Plasma Initiated/Plasma Assisted Combustion

A plasma is a partially ionized gas.  Plasmas can be separated into two categories: thermal and non-thermal.  Thermal or ‘hot’ plasmas such as a spark or arc are commonly used for ignition in many engine applications (e.g. spark plugs) with the main advantage being the highly localized, very high gas temperatures.  Non-thermal or ‘cold’ plasmas such as glow discharges and dielectric-barrier discharges (e.g. plasma display panels) are used in chemical excitation processes through volumetric generation of excited species, radicals and ions.

Our plasmas are typically thermal and are generated by high voltage sources (up to 20kV).  These plasmas have short lifetimes, measured in the 100’s of nanoseconds and are repeated at up to kHz rates.  One advantage of introducing plasmas to a combustion process is the fuel can be made more reactive or diffusive and can allow combustion processes to run in conditions and at speeds at which they are usually unstable.  Possible applications of these plasmas include the use of lean fuel mixtures in order to reduce emission of pollutants (particularly NOx) and increased combustion stability.

Figure 1. Example of a non-thermal, plasma-based ignition source.

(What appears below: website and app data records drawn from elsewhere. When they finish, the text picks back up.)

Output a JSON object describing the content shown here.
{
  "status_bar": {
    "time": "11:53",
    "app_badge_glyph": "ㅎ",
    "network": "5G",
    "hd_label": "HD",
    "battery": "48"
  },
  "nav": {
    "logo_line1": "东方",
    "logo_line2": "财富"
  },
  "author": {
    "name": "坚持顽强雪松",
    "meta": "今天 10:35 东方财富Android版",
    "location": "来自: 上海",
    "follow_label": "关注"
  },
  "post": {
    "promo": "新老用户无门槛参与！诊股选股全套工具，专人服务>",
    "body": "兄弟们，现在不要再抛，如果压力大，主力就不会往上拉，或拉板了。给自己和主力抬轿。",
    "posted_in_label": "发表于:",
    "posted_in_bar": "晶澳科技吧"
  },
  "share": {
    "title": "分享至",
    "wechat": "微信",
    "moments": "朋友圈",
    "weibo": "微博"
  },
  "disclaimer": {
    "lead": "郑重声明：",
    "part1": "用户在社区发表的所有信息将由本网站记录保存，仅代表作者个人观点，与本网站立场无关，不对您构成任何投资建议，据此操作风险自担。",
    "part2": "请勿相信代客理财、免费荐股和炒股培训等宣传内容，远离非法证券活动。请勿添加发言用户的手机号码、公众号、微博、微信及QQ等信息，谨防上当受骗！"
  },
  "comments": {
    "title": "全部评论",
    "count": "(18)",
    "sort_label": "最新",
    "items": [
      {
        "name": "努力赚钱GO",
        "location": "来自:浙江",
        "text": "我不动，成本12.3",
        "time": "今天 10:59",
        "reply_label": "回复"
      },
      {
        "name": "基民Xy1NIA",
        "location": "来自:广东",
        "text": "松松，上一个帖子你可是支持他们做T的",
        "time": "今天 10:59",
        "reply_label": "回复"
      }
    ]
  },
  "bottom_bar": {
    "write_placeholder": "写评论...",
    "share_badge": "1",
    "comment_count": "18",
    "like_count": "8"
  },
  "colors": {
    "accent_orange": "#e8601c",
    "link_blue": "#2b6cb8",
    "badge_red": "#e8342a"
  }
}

Our studies are focused on examining both sides of the combustion issue; fluidic and chemical effects.  Both of these effects can be observed in the above image.  A large number of radicals produced in the plasma filament due to the high levels of electrical energy deposited in the flame.  These electrically generated radicals can have a very large effect on overall combustion performance depending on the location of the radical generation.  Flame fluidics are affected due to the rapid heating of the gas causing a shockwave that the flame also reacts to.  Again, depending on the location of generation, this fluidic perturbation can have a large positive effect on the combustion process.

Figure 2. Broadband emission movie taken at 2 kHz showing fluidic response to a 1 kHz pulsed plasma.

In terms of chemical kinetics, direct electron impact dissociation of hydrocarbon fuel and/or O2 molecules can produce radicals with low reaction activation barriers for fuel oxidation, e.g.,

  • O2+e → 2O+e, leading to CnHm+O ↔ CnHm-1+ OH
  • CnHm+OH ↔ CnHm-1+H2O
  • CnHm+e → CnHm-1+H+e, where a chain propagation reaction H+ O2 ↔ OH+O can be initiated at lower gas temperature compared to thermal equilibrium kinetics.
  • CnH2n+2+e → CnH2n+1+H+e, CnH2n+1 is unstable leads to CnH2n-1+CH3+H+e.
  • HO2 kinetics can potentially be modified by electron impact.

These are just brief examples of the possible channels for electron-based impact.  Many other channels exist.  In addition, two plasma kinetics channels can be very important for low temperature oxidation of fuel, e.g.,

  • N2 (A) +O2 →2O + N2 (X) 
  • O3 ↔ O2 + O ( or other exothermic reactions with hydrocarbons)
  • N2 (A) +C2H2 → N2 (X) + C2H +H)5

With such a wide variety of chemical reactions, understanding the chemical kinetics is highly important.  For these conditions we use planar fluorescence or chemiluminescence studies to look at spatial distribution of important radicals such as NO, OH, CH, etc.  An example of these planar fluorescence studies can be seen in figure below.

Figure 3. Typical OH planar laser-induced fluorescence image of a premixed flame with a +5 kV discharge just outside the reaction zone.  Note the stronger emission in the plasma filament and the movement of the flame away from the discharge in response to a generated shockwave. (right) Species and temperature distribution in a premixed, laminar flame.  Note the strong change in species and temperature in a very small distance.  Retrieved from Combustion by I. Glassman and R. Yetter, Academic Press, New York 2008.

Our current work in this area is focused on addressing the following questions:

  • Minimum density/densities of injected radicals required for propagating chain branching reactions at temperatures < 800 K in hydrocarbon/air combustion.
  • Electrical power budget for minimum density/densities of injected radicals production.
  • Pulsed power source requirements for efficient radical generation.